implementation experience than me) who is able to do 3, and then I would
be totally comfortable with doing 1 as a stopgap until that can happen.
Otherwise, I can either keep trying to chip away at doing it myself,
however long that takes, or we'd have to just accept the consequences of
having the patch indefinitely, and hope that Google or somebody else
also finds themself wishing crosvm had a vfio-user server and implements
Thoughts welcome. :)
If you've been paying close attention recently, you'll have seen
patches coming from a few different Unikie email accounts. In
addition to contributing to Spectrum, Unikie has hired me to work on it.
Unikie is interested in Spectrum for both desktop and embedded use.
They're contracting for the TII Secure Systems Research Center,
working on developing a Spectrum-based reference system.
One thing they're currently working on is being able to run Spectrum on
the i.MX8 development board, which means we'll hopefully see patches
adding ARM and cross-compilation support to Spectrum in the near future.
The first big thing I'll be working on for Unikie is finally integrating
crosvm's support for graphical application VMs into Spectrum.
While I'm working for Unikie, I plan to set aside any donations I
receive for my Spectrum work, to be used for project expenses and
funding Spectrum work from other people, rather than being used to pay
for my general living expenses as has been the case up to now.
And just to clarify: Spectrum has not been acquired or anything — I'm
still leading the project, and Unikie has the same rights as any other
contributor (copyright ownership of contributions, mostly).
I was recently at MCH 2022, one of the big European hacker camps. We
had some really good conversations about Spectrum, and I thought I'd
share my takeaways here:
1. We were praised for our recent documentation efforts, both in
implementing Diátaxis and Architecture Decision Records.
So big thanks to Ville for spearheading the latter.
2. We talked about the use case of having multiple user data partitions.
This would allow very strict separation of security domains, and
could also be helpful for data portability — you could have one user
data partition in your desktop, and another on a portable disk, for
example. And if, way down the line, we want to do really cool things
like have live migration of VMs between systems, architecting for
multiple user data partitions will be a big help with that too.

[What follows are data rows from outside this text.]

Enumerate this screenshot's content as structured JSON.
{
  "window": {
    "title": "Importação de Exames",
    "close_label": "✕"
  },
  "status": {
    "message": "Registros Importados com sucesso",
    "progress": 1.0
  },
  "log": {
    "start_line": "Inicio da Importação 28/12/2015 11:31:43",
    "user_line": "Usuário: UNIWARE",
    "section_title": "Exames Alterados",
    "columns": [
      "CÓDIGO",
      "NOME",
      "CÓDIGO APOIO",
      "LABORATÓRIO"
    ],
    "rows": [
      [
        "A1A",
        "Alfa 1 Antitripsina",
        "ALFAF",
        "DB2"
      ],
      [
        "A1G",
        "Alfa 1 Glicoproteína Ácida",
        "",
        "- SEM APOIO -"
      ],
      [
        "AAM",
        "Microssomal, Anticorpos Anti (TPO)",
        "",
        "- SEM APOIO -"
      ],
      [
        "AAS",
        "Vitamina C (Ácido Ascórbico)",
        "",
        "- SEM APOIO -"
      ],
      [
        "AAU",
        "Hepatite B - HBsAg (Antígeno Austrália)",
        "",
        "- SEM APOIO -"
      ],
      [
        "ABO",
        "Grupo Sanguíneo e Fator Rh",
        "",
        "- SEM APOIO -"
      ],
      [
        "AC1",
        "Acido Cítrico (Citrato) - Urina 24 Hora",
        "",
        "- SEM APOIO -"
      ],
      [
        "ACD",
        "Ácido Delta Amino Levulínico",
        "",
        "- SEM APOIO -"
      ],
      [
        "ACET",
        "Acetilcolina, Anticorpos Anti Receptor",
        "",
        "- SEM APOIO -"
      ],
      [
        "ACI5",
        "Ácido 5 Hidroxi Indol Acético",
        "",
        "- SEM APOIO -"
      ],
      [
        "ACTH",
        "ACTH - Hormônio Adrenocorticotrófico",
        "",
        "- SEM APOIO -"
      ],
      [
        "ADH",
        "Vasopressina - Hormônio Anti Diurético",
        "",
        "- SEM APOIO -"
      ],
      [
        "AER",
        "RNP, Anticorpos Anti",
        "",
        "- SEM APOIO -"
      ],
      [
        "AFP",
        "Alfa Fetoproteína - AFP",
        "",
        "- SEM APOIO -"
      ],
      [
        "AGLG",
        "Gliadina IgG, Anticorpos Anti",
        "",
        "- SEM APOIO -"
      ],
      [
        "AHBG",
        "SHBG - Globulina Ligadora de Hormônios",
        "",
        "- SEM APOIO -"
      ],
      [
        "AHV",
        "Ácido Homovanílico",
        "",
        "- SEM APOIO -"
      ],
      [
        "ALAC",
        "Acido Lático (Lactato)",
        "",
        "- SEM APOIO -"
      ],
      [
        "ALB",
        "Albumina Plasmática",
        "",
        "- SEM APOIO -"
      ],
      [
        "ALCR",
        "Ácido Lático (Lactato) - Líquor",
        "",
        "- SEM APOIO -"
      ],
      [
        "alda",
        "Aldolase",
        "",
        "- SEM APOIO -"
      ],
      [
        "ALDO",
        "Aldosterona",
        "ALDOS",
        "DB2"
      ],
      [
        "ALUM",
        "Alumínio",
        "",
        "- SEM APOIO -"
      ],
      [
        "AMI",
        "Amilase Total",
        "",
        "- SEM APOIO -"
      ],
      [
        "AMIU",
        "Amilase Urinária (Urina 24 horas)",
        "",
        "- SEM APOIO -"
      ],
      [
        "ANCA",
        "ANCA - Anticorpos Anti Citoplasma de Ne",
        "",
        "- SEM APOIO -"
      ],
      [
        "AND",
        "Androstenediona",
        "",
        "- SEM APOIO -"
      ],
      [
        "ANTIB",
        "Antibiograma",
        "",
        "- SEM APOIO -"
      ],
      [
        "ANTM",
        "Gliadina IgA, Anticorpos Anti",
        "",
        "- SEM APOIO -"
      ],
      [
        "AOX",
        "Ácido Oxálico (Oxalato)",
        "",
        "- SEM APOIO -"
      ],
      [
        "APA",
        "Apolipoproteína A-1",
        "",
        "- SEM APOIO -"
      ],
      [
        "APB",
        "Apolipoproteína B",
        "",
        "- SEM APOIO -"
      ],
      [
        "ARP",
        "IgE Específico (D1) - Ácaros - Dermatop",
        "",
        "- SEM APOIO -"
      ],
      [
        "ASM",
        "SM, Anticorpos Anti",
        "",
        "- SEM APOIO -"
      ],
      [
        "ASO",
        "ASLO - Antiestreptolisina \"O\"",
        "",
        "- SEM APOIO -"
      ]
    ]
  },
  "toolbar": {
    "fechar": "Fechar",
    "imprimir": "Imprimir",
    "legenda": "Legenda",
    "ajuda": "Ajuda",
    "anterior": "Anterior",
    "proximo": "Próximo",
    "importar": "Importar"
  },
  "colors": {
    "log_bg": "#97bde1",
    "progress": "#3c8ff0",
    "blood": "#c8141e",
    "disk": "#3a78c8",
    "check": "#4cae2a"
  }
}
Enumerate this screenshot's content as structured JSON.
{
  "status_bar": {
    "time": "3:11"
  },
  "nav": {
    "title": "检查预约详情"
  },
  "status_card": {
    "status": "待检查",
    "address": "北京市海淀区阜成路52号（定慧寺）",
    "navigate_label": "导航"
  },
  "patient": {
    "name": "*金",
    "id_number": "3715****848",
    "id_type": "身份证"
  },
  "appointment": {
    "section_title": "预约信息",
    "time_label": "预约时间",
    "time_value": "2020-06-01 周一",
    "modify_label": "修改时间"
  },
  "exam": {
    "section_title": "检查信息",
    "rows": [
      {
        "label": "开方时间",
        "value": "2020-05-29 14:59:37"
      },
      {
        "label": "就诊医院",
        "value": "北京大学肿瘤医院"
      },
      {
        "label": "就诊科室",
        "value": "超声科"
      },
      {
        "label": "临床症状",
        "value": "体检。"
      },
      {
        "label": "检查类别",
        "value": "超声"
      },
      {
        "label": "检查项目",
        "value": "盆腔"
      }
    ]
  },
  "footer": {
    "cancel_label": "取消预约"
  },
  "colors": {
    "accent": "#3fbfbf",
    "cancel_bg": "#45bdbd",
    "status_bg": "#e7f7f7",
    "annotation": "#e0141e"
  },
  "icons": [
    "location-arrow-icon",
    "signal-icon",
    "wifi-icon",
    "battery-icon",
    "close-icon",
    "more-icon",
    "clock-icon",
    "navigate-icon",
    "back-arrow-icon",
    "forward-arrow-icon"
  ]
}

This is one of those things where it's not difficult to do, as long
as we plan for doing it that way from the start. But if we didn't do
it that way from the start, and decided we wanted to add it later, I
can see how we'd be in for a world of pain. So I think it's a
sensible change to make. We're unlikely to regret making it, but
reasonably likely to regret not having done it earlier if it becomes
really important later on.
3. Something that can apparently be difficult for Qubes is having every
VM have a unique, human-readable name in a global namespace. This
means that, for example, disposable VMs have to try to generate a
name that isn't already in use. This is especially relevant if we
end up supporting multiple sources of VMs as described above.
So in the short term, we should probably change VMs to be identified
with UUIDs, and have human-readable names be a layer on top. Not
having a human-readable unique names in a single global namespace
will help with thinking about VMs in terms of capabilities.
Since points 2 and 3 are architectural changes, I'll write them up and
submit them as proper ADRs when I get the chance.